This is a perfect book, infact rating it 5 stars is too low;It deserves 10! I deffiantly suggest this book to anyone! YOU WILL NOT BE DISSAPOINTED!
This is deffiantly by Megan-Jo
Addictive and Unforgettable Page-turner
Kyla was different.
Kyla was Slated. She didn't have the eternal-I'm-harmless-and-oblivious-smile that was pasted on the faces of young Slateds. She was very curious about everything around her. It had become her way of coping - mapping out her world and discovering every detail about it, including details that could get her in trouble. I liked Kyla a lot. I admired how she remained true to herself while adjusting to her world. Most of all, she sought out the truth behind every lie and she never gave up on that search.
The concept of Slated was terrifying for me. The idea of being Slated - losing your memories, your personality and your family, starting over without knowing how to claim your life as your own and how to find place in this all-new-world - was too much. Slateds were held back by manacles aka Levos, devices that looks like wristwatches that detect and measure their level of happiness. The stable level was 5 but if a Slated's level would go down, it could lead to blacking out, seizures or worse, death. It was startling to know that they were forced to adjust to their new life with those Levos on. When you're new, you're bound to get upset, sad, frustrated and even angry at this phase.

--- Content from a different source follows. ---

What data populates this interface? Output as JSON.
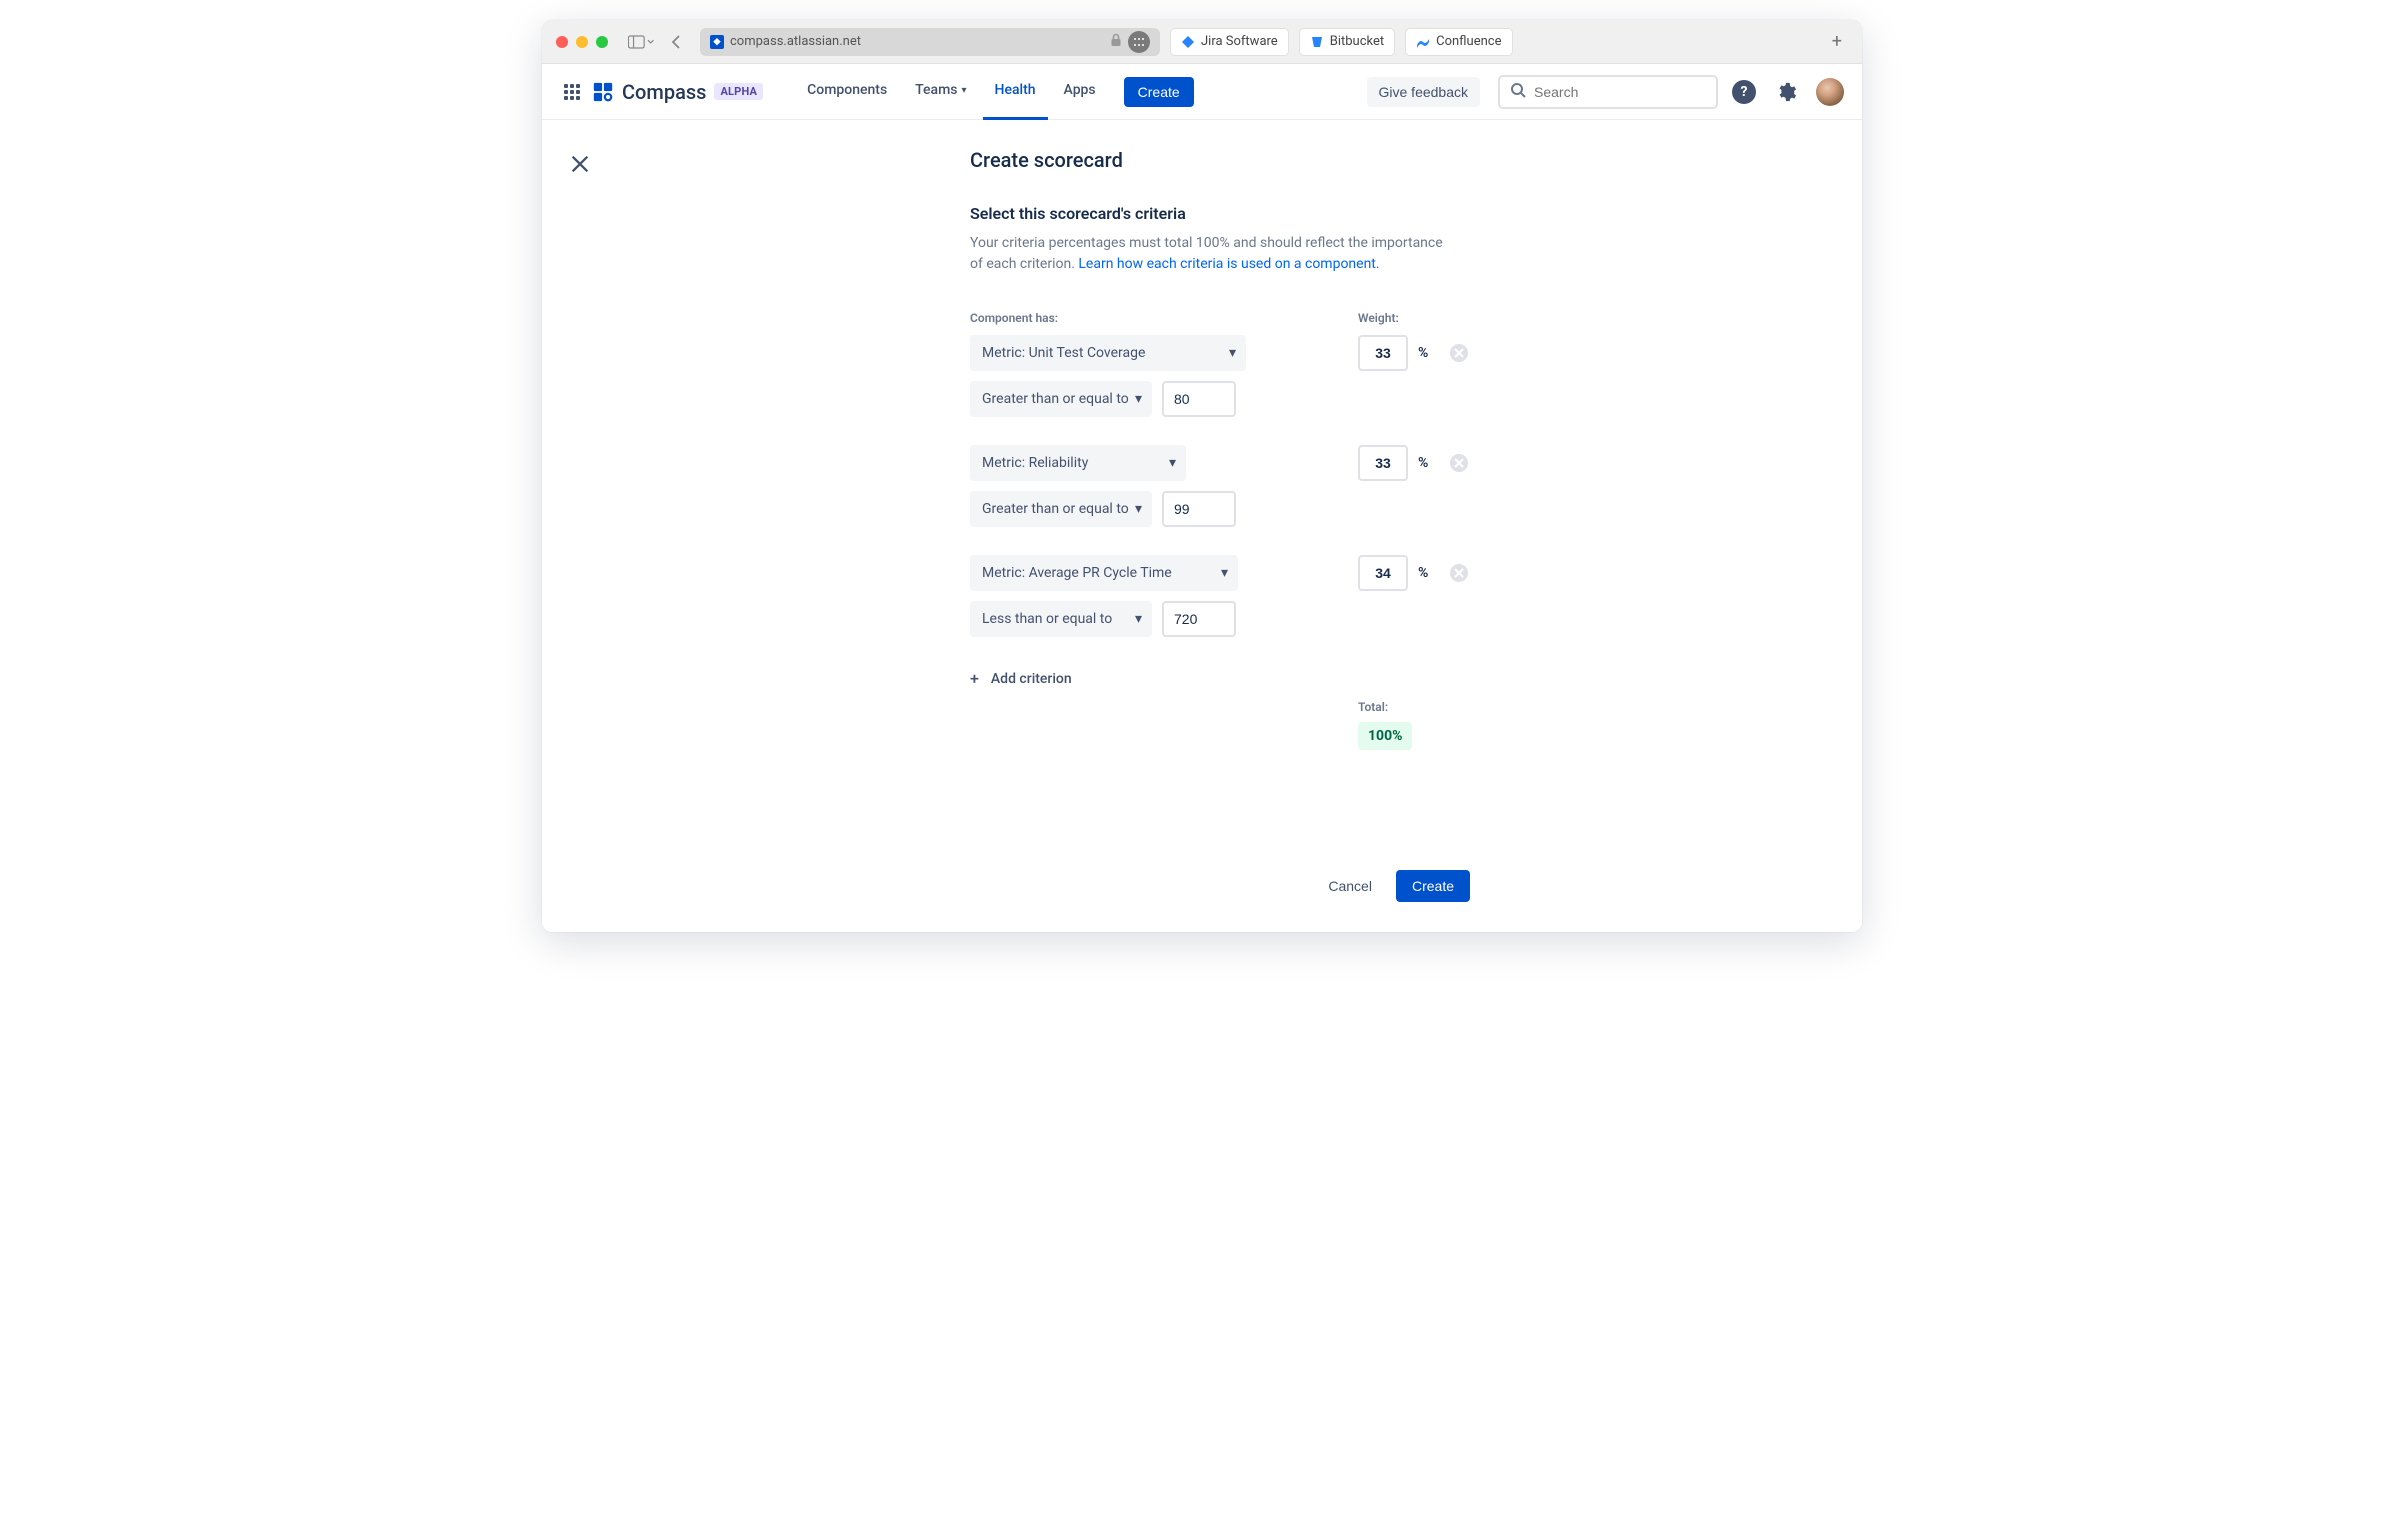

Ben was a well-adjusted Slated. Everybody seemed to like him. He was nice to everyone, including Kyla. As the two became friends, they found out startling things about themselves and the society they belonged to. Lorders, people who maintained Law and Order, were always in school gatherings. People went missing and were taken for granted. No one seemed to be concerned about them. No one mentioned the missing, as if they didn't exist anymore. It seemed that everybody who said the wrong thing at the wrong moment was caught. The tension intensified even more as terrorists made their move. But on top of it all, one of the things that really bothered Ben and Kyla was this: Ben, along with other Slateds, couldn't seem to think for himself, couldn't seem to notice things that were oh so wrong in Kyla's eyes. The government messed with their brains.
I enjoyed and savored every page of Slated. It was the kind of novel that took both of your hands and pulled you into its pages, making you hesitant and even unwilling to leave it. As I questioned along with Kyla, I was struck with horror and repulsion at how people could easily be manipulated and silenced in her world. There was too much sugarcoating on every word that people spoke. People hid the truth with perfect smiles and nonchalant gestures. Kyla dug deep for answers. She certainly wanted them and she was willing to take risks. But when she does find them, things will never be the same for her.
Another thing I liked about Slated was the fact that not one character was the same from beginning to end. As the story progressed, I witnessed how their multilayered skins and masks peeled off to reveal their cores underneath. Every character had his/her own surprising revelation. Secret after secret exploded in this intense dystopian.
Slated is an addictive and unforgettable page-turner that is brimming with deception, suspense and mystery. With a smart, curious and inquisitive Slated heroine, plunge into the futuristic, intense and secret-filled story world of Slated. If you're looking for a great May debut, this one is for you! I highly recommend this to dystopian and post-apocalyptic readers and mystery readers! by Precious